So in my case, in 2019, I set a goal of reading 12 books (low bar, I know) and I set out to achieve this by reading 20 pages every morning after my walk. That worked well for a while, but I wasn’t wedded to the 20 pages thing and all I really wanted to do was check the 12 books thing off the list. After I’d done that, which happened in March, I didn’t have anywhere to go. The goal wasn’t there to motivate me any more and I let the habit gradually fall away, with the result being I read 21 books in 2019. Twelve in the first three months and only nine for the rest of the year. I met the goal but I didn’t make reading a habit.
This year, I decided to focus on the habit instead of the number of books I read. My thing for 2020 was to develop a habit of reading for pleasure. I tried a few different ways of doing it. Reading after my walk hadn’t worked for me. Reading on the way to work on the bus did, but I didn’t catch the bus every day and for the last three months I’ve been working at home so there’s no bus ride to read on. I decided to try reading in bed before going to sleep. In the past, this hasn’t been successful. I think this is because I would stay up too late and be too tired to read by the time I got to bed. A major part of that was drinking alcohol in the evenings. That’s a story for another time, but I’ve found by not drinking at night, not only am I going to bed earlier (and getting more sleep and better quality sleep), but I’m also able to be sufficiently alert to be able to read for 10 or 15 minutes before I go to sleep. According to the habit tracker, I have read every night (apart from one) since 2 March, which gets me the 100 per cent tick. Yay! And I have read 19 books so far in 2020, only two fewer than for the whole of 2019.

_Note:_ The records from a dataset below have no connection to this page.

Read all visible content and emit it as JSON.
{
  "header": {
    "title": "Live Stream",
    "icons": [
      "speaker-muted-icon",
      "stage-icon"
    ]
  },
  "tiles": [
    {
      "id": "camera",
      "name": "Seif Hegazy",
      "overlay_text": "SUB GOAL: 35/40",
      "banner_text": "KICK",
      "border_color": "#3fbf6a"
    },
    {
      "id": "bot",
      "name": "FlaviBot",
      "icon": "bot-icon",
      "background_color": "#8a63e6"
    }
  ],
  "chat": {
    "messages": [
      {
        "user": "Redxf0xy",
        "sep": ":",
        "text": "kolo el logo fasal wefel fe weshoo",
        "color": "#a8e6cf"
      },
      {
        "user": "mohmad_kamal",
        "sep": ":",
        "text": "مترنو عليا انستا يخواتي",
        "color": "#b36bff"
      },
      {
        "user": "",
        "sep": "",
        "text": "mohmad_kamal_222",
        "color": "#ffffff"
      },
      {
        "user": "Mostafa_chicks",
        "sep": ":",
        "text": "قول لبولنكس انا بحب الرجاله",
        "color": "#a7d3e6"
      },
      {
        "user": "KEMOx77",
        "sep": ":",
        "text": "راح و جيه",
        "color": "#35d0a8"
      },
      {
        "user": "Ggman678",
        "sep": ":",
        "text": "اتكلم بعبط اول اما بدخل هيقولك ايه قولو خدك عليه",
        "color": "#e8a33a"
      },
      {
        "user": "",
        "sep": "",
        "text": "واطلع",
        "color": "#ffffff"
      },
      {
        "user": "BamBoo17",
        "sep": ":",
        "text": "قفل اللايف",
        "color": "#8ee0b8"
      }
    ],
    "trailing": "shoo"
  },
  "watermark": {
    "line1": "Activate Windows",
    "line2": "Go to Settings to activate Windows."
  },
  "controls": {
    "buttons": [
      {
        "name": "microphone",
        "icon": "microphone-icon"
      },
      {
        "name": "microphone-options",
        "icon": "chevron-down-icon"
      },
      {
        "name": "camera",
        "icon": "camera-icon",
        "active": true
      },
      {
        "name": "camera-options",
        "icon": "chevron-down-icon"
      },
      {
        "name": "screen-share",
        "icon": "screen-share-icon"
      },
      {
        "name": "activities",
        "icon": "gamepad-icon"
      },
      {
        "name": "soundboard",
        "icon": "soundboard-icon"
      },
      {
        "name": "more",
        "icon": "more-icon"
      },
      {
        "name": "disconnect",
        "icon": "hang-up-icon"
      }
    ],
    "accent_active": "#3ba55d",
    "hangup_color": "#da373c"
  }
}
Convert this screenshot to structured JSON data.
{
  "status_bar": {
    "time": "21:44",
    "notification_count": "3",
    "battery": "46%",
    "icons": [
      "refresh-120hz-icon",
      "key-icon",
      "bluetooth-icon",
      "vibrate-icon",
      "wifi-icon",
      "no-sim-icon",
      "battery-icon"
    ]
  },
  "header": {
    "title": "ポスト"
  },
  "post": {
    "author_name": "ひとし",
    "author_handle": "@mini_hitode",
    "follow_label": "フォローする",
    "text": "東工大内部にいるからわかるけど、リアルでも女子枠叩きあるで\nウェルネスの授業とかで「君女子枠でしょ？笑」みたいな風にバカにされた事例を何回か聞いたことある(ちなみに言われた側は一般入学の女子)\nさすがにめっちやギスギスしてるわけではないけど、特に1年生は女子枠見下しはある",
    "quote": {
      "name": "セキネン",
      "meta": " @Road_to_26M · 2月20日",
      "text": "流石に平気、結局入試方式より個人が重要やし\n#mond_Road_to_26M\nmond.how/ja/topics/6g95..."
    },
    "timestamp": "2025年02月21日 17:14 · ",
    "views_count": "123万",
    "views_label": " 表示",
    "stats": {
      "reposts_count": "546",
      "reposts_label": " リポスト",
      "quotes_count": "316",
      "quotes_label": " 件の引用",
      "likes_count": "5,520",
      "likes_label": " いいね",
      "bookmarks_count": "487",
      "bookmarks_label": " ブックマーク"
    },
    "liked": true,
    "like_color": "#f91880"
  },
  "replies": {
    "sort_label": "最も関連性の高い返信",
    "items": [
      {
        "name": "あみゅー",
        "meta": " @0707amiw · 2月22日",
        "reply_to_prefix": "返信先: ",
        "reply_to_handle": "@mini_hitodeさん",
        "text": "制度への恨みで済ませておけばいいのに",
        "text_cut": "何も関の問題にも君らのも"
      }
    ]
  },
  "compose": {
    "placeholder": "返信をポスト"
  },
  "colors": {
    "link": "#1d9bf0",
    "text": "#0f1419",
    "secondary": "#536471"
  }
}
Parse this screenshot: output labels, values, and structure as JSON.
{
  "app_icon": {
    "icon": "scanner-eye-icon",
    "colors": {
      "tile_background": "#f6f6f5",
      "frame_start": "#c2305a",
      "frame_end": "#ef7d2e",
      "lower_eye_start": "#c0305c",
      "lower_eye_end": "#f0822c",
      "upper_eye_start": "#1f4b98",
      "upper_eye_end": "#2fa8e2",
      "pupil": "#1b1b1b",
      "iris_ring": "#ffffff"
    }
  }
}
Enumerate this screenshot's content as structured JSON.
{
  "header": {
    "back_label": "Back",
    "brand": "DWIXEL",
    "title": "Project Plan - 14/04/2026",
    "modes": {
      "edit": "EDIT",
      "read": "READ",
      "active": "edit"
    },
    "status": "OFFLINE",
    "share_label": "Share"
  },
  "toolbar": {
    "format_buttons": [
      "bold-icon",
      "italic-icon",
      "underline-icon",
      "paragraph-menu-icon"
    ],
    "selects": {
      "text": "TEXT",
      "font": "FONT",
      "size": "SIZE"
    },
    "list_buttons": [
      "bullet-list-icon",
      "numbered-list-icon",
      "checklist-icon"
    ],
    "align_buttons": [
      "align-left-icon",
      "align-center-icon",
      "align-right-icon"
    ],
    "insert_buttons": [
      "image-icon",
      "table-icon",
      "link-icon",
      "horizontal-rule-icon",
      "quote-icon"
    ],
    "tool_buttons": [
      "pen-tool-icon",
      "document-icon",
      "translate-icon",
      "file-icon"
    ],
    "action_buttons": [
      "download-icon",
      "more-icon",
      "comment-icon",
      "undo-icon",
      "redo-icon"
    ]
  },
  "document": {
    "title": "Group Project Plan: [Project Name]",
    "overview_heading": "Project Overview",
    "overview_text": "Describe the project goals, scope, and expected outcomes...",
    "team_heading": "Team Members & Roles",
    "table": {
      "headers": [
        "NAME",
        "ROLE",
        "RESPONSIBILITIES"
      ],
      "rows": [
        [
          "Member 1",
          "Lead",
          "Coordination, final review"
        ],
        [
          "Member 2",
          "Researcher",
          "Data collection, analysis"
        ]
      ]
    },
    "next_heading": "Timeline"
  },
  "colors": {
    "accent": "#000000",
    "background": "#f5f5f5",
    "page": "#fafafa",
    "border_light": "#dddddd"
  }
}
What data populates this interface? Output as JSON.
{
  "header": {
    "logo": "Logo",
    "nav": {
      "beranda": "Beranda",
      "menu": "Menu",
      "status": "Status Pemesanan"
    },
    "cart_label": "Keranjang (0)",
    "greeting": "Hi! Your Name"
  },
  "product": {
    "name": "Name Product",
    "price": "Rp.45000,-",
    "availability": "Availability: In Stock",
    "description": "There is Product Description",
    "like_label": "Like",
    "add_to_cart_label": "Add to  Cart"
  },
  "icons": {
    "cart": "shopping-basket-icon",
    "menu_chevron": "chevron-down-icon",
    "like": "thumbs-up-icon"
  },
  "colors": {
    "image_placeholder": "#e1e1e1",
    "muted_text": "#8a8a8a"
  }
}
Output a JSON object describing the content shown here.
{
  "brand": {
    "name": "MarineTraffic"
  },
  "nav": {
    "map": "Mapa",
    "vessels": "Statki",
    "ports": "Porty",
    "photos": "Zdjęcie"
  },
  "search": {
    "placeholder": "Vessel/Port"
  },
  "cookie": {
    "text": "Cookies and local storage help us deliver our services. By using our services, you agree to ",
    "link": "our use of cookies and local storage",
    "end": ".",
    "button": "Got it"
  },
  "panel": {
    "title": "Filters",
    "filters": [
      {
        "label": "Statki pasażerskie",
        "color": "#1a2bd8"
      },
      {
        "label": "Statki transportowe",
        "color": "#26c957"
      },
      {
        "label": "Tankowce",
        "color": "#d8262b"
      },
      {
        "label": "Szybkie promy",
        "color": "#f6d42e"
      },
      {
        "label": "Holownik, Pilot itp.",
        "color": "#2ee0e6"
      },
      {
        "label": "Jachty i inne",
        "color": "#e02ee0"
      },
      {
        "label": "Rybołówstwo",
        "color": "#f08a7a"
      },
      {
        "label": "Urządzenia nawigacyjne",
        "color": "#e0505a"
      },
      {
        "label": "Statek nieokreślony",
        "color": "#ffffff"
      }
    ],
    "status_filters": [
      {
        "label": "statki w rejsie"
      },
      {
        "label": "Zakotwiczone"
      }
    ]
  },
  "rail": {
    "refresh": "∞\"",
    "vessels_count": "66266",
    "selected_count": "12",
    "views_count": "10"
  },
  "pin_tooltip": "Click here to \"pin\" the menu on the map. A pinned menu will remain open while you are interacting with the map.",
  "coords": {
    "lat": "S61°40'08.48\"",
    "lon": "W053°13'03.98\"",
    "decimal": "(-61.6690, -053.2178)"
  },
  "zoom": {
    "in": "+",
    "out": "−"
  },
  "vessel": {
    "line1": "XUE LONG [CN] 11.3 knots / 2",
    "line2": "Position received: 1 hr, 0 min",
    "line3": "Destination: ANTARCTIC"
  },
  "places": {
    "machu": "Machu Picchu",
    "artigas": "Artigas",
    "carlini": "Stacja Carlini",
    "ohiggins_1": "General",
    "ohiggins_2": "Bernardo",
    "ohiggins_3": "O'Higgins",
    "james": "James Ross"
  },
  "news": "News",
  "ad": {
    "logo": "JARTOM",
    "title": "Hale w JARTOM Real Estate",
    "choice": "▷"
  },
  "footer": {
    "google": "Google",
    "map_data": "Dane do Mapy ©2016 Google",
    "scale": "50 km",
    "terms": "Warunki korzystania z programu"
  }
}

I’m not sure when you can call “develop a habit” as a thing done, because I could just as easily stop doing it today. I don’t subscribe to the “it takes 21 or 66 or whatever-other-magical-number-people-have-come-up-with days to build a habit”. After all, I meditated for 515 days in a row and still managed to lose the habit after missing just one day, so I don’t think the number of days means much at all. I bet I could develop a habit of eating chocolate every day in less than a week and then take the best part of a year to break the habit. For my reading, I think 90 days is enough to convince me that this is a habit I want to continue, combined with not drinking and going to bed at a decent hour, so I’m calling this thing done.
That means that I’ve now finished ten out of my 20 things (yes, I know there are actually 22 things) before halfway through the year so, based on the numbers, I’m on track to get through all 20. However, obviously, some things are bigger commitments than others and are going to take a lot of time, and some of the things I’ve done were pretty easy wins (reorganise my sock drawer, anyone?), so just looking at the numbers isn’t really that helpful in terms of predicting how I’ll be sitting at the end of the year, but it does still feel good to be into double digits.
Summary for the week
- Things completed this week: 1 (14)
- Things completed to date: 10 (1, 3, 4, 5, 6, 10, 14, 15, 16, 18)
- Things I progressed: 2 (8, 17)
- Things in progress I didn’t progress: (7, 11, 13, 22)
- Things not started: 6 (2, 9, 12, 19, 20, 21)
- Days I stuck to my 15 minutes creative habit: 5
- Days I read a book: 7